The ingredient of interest is chitin, which comprises 75% of lobster exoskeletons and provides structural support. Chitin is also present in fungal and bacterial pathogens. Some naturally occurring soil microbes specialize in breaking down this compound. Ashley hypothesizes that adding chitin-rich shells in the fall will cultivate these beneficial microbial communities, creating a line of defense against soilborne pests.
The approach is not without precedent; chitin from other types of shellfish is already part of integrated pest management programs on farms in South Korea, Japan, and California. Based on this past work, Ashley initially also considered oyster shells. She soon realized their rock-like nature makes them difficult to grind into a usable soil amendment, and pivoted to lobster. Hers is the first study to use Maine’s state crustacean and apply the practice to potatoes.

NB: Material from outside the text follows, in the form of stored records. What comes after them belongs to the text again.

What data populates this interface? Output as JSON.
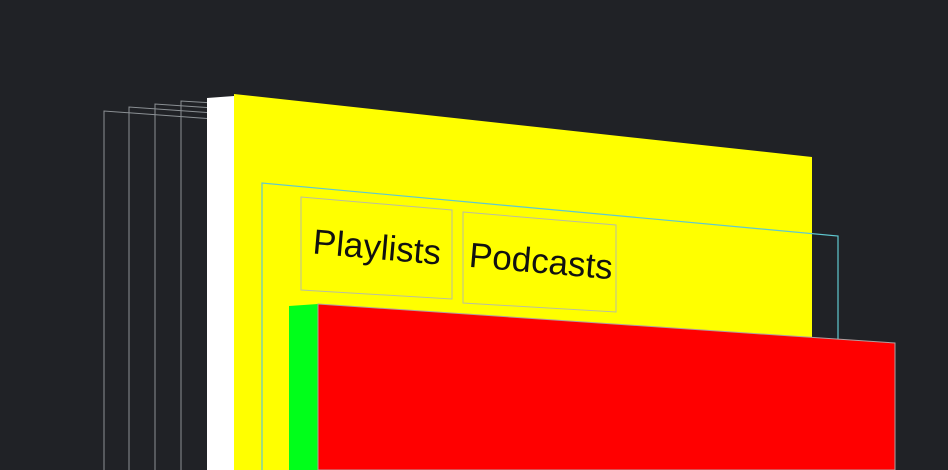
{
  "canvas": {
    "background": "#202226"
  },
  "colors": {
    "frame_outline": "#8b9094",
    "white_layer": "#ffffff",
    "yellow_panel": "#ffff00",
    "cyan_outline": "#5fc8d0",
    "tab_outline": "#b9bfa0",
    "tab_text": "#111111",
    "green_layer": "#00ff1a",
    "red_panel": "#ff0000",
    "red_panel_outline": "#b0a0a0"
  },
  "tabs": [
    {
      "label": "Playlists"
    },
    {
      "label": "Podcasts"
    }
  ]
}
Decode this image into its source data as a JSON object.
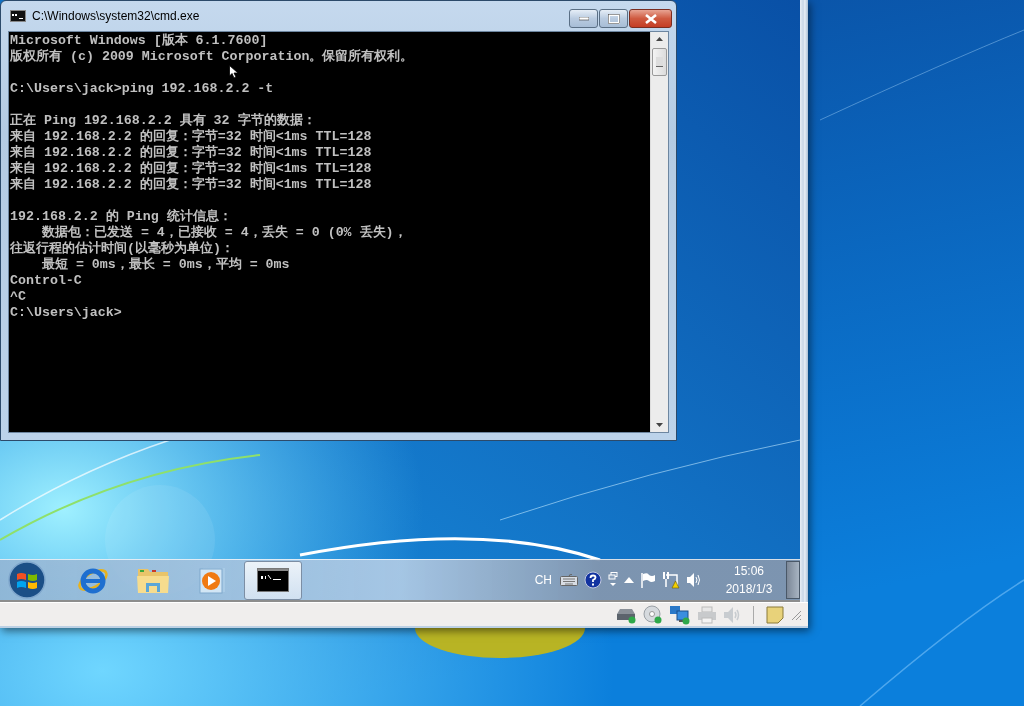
{
  "vm_window": {
    "cmd_window": {
      "title": "C:\\Windows\\system32\\cmd.exe",
      "console": {
        "blocks": [
          [
            "Microsoft Windows [版本 6.1.7600]",
            "版权所有 (c) 2009 Microsoft Corporation。保留所有权利。"
          ],
          [
            "C:\\Users\\jack>ping 192.168.2.2 -t"
          ],
          [
            "正在 Ping 192.168.2.2 具有 32 字节的数据：",
            "来自 192.168.2.2 的回复：字节=32 时间<1ms TTL=128",
            "来自 192.168.2.2 的回复：字节=32 时间<1ms TTL=128",
            "来自 192.168.2.2 的回复：字节=32 时间<1ms TTL=128",
            "来自 192.168.2.2 的回复：字节=32 时间<1ms TTL=128"
          ],
          [
            "192.168.2.2 的 Ping 统计信息：",
            "    数据包：已发送 = 4，已接收 = 4，丢失 = 0 (0% 丢失)，",
            "往返行程的估计时间(以毫秒为单位)：",
            "    最短 = 0ms，最长 = 0ms，平均 = 0ms",
            "Control-C",
            "^C",
            "C:\\Users\\jack>"
          ]
        ]
      }
    },
    "taskbar": {
      "buttons": [
        {
          "kind": "browser",
          "selected": false
        },
        {
          "kind": "folder",
          "selected": false
        },
        {
          "kind": "media",
          "selected": false
        },
        {
          "kind": "console",
          "selected": true
        }
      ],
      "tray": {
        "language": "CH",
        "time": "15:06",
        "date": "2018/1/3"
      }
    }
  }
}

“We’re very fortunate to have both rich agricultural production and a blue economy. It puts Maine in a very unique position,” says Ashley, who earned her master’s in plant pathology from UMaine.
The team completed a greenhouse trial with 90 plants on UMaine’s campus this fall. A field-scale trial in the 2023 growing season will compare plots with different concentrations of chitin, compost, and chemical fumigation at Aroostook Farm in Presque Isle. Ashley and Hao are hoping growers in the region may also open portions of their fields for the study.
Preliminary results indicate that the amendment also benefits above ground plant growth by an average of 200%. Lobster shell fertilizer is not new. Ashley’s study may provide the data to support its growth into a broader market.
The study is an extension of a $10 million multistate research collaboration funded by the U.S. Department of Agriculture (USDA) National Institute of Food and Agriculture and led by the University of Minnesota. Hao is a co-principal investigator on the project, which aims to address key soil issues on potato farms — the mounting pressure of soilborne disease despite fumigation, and declining soil productivity that supports crop health.
“Soil microorganisms are the key to improve soil quality and can be measured as an indicator of soil health. These beneficial microorganisms are highly driven by soil amendments such as crops, plant residues, animal manures, and, in this case, lobster shell meal,” says Hao.
If successful, Ashley’s approach could provide an alternative disease control practice for Maine potato growers. Chemical inputs are the largest operating expense for the state’s growers, according to a 2008 report from the Maine Potato Board.
The concept would also provide a new market for byproducts of the lobster industry.
Curt Brown, a marine biologist at Saco-based seafood supplier and processor Ready Seafood, estimates that shells account for 25% of lobsters’ weight. Nearly half of Maine’s catch is processed rather than sold live, and those shells are largely destined for landfills. A new market for this byproduct would ebb that waste stream.
Ready Seafood and Luke’s Lobster in Portland and Coastal Chitin provided lobster shells for Ashley’s study.